─── PROVIDED DATA
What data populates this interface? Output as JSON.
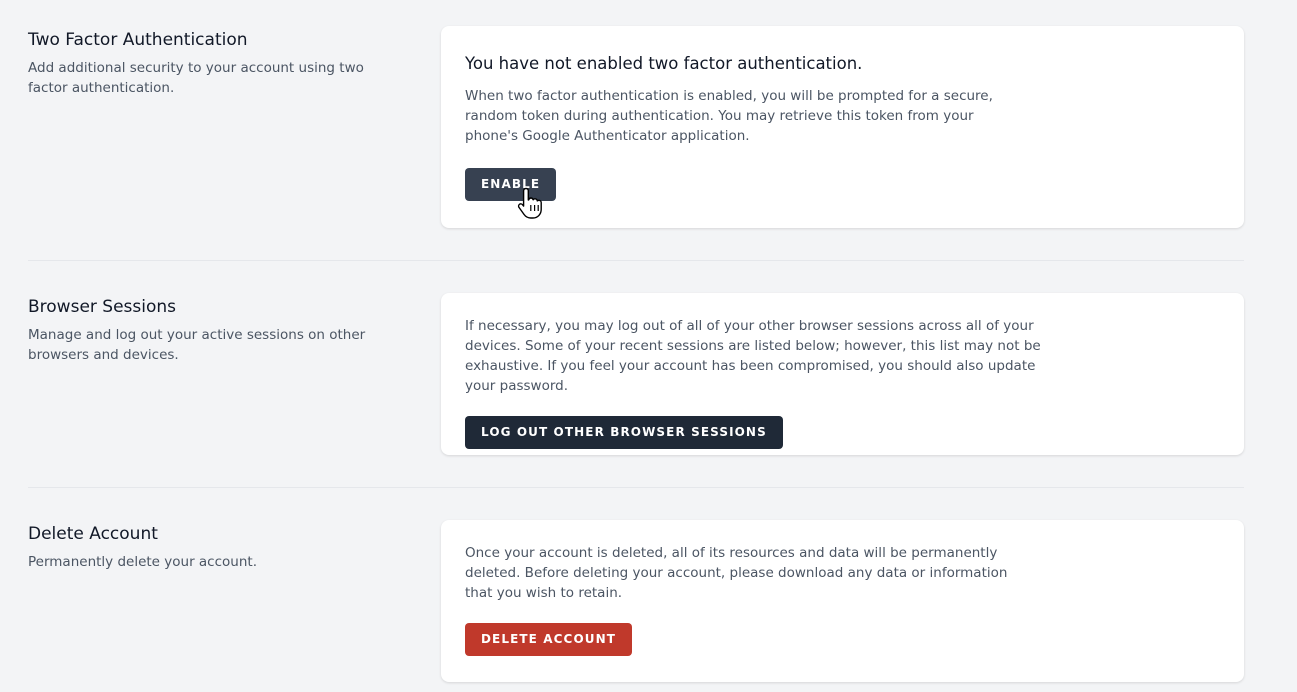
{
  "two_factor": {
    "title": "Two Factor Authentication",
    "description": "Add additional security to your account using two factor authentication.",
    "heading": "You have not enabled two factor authentication.",
    "body": "When two factor authentication is enabled, you will be prompted for a secure, random token during authentication. You may retrieve this token from your phone's Google Authenticator application.",
    "button_label": "Enable"
  },
  "browser_sessions": {
    "title": "Browser Sessions",
    "description": "Manage and log out your active sessions on other browsers and devices.",
    "body": "If necessary, you may log out of all of your other browser sessions across all of your devices. Some of your recent sessions are listed below; however, this list may not be exhaustive. If you feel your account has been compromised, you should also update your password.",
    "button_label": "Log Out Other Browser Sessions"
  },
  "delete_account": {
    "title": "Delete Account",
    "description": "Permanently delete your account.",
    "body": "Once your account is deleted, all of its resources and data will be permanently deleted. Before deleting your account, please download any data or information that you wish to retain.",
    "button_label": "Delete Account"
  },
  "colors": {
    "background": "#f3f4f6",
    "card": "#ffffff",
    "dark_button": "#1f2937",
    "danger_button": "#c0392b"
  },
  "icons": {
    "cursor": "hand-pointer-icon"
  }
}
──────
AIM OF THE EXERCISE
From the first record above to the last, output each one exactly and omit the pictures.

EXERCISE RESPONSE
What data populates this interface? Output as JSON.
{
  "two_factor": {
    "title": "Two Factor Authentication",
    "description": "Add additional security to your account using two factor authentication.",
    "heading": "You have not enabled two factor authentication.",
    "body": "When two factor authentication is enabled, you will be prompted for a secure, random token during authentication. You may retrieve this token from your phone's Google Authenticator application.",
    "button_label": "Enable"
  },
  "browser_sessions": {
    "title": "Browser Sessions",
    "description": "Manage and log out your active sessions on other browsers and devices.",
    "body": "If necessary, you may log out of all of your other browser sessions across all of your devices. Some of your recent sessions are listed below; however, this list may not be exhaustive. If you feel your account has been compromised, you should also update your password.",
    "button_label": "Log Out Other Browser Sessions"
  },
  "delete_account": {
    "title": "Delete Account",
    "description": "Permanently delete your account.",
    "body": "Once your account is deleted, all of its resources and data will be permanently deleted. Before deleting your account, please download any data or information that you wish to retain.",
    "button_label": "Delete Account"
  },
  "colors": {
    "background": "#f3f4f6",
    "card": "#ffffff",
    "dark_button": "#1f2937",
    "danger_button": "#c0392b"
  },
  "icons": {
    "cursor": "hand-pointer-icon"
  }
}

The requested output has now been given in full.